After years of substance misuse, many of us find it difficult to develop healthy coping skills to manage difficult emotions. But it is so important that we do. We may still display self-destructive habits, but achieving emotional sobriety means we have the tools to change our behaviour and develop new ways of living.
Positive Outlook on life
Getting sober doesn’t automatically guarantee an easy life. Rather, we have to learn to cope with ‘life on life’s terms’, using all the skills in our toolbox to deal with life’s problems as and when they arise. Generally though, developing emotional sobriety means that you have a broadly positive view on life, and that it isn’t something you want to escape from or numb out of. You no longer want to run away from your own life. We learn that feelings will pass, we can sit with them, allow them to be, and then let them go. This is not easy and can be looked at as a life time’s work.
Loss of desire to use mind-altering substances
When we first get sober, it is normal to experience cravings and urges to use or drink. After all, we are learning to live a new kind of life. Over time however, as we develop emotional sobriety, we begin to realise that no happiness or purpose can be found at the bottom of a wine bottle, or from a cocaine binge. There is no appeal to using mind-altering substances anymore, because we have the hindsight and the emotional maturity to recognise our addiction for what it was, and to not want to go back to that place.
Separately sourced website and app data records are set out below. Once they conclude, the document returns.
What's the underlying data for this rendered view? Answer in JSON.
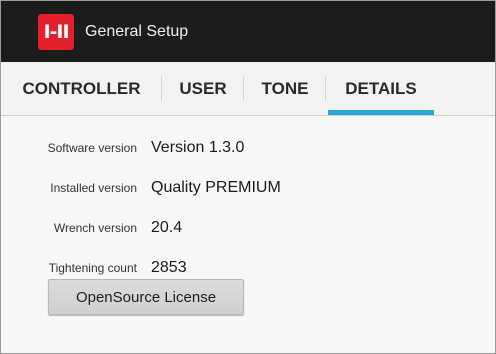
{
  "app": {
    "logo_text": "I-II",
    "title": "General Setup",
    "brand_color": "#e4202c"
  },
  "tabs": [
    {
      "label": "CONTROLLER",
      "active": false
    },
    {
      "label": "USER",
      "active": false
    },
    {
      "label": "TONE",
      "active": false
    },
    {
      "label": "DETAILS",
      "active": true
    }
  ],
  "accent_color": "#2aa6d6",
  "details": [
    {
      "label": "Software version",
      "value": "Version 1.3.0"
    },
    {
      "label": "Installed version",
      "value": "Quality PREMIUM"
    },
    {
      "label": "Wrench version",
      "value": "20.4"
    },
    {
      "label": "Tightening count",
      "value": "2853"
    }
  ],
  "license_button": {
    "label": "OpenSource License"
  }
}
An attitude of calm
As addicts, most of us couldn’t manage our emotions. Whether we were happy, sad, angry, or confused, celebrating or the opposite, we used drugs and alcohol to cope. Being emotionally sober means that we develop a level of control over our emotions – rather than them controlling us. We know that as long as we stay sober, everything will be OK. If problems or difficult situations arise, we know that we can deal with these calmly, without resorting to substances.
Speak to us for help
If you or a loved one think you have a problem with substances, or would just like some support and advice, please call us today to find out how we can help. Our team of expert addiction professionals are available 24/7 to help you at this difficult time. Call us today on 0800 955 0945, or fill out our quick and easy contact form and someone will call you back. We’re here to help.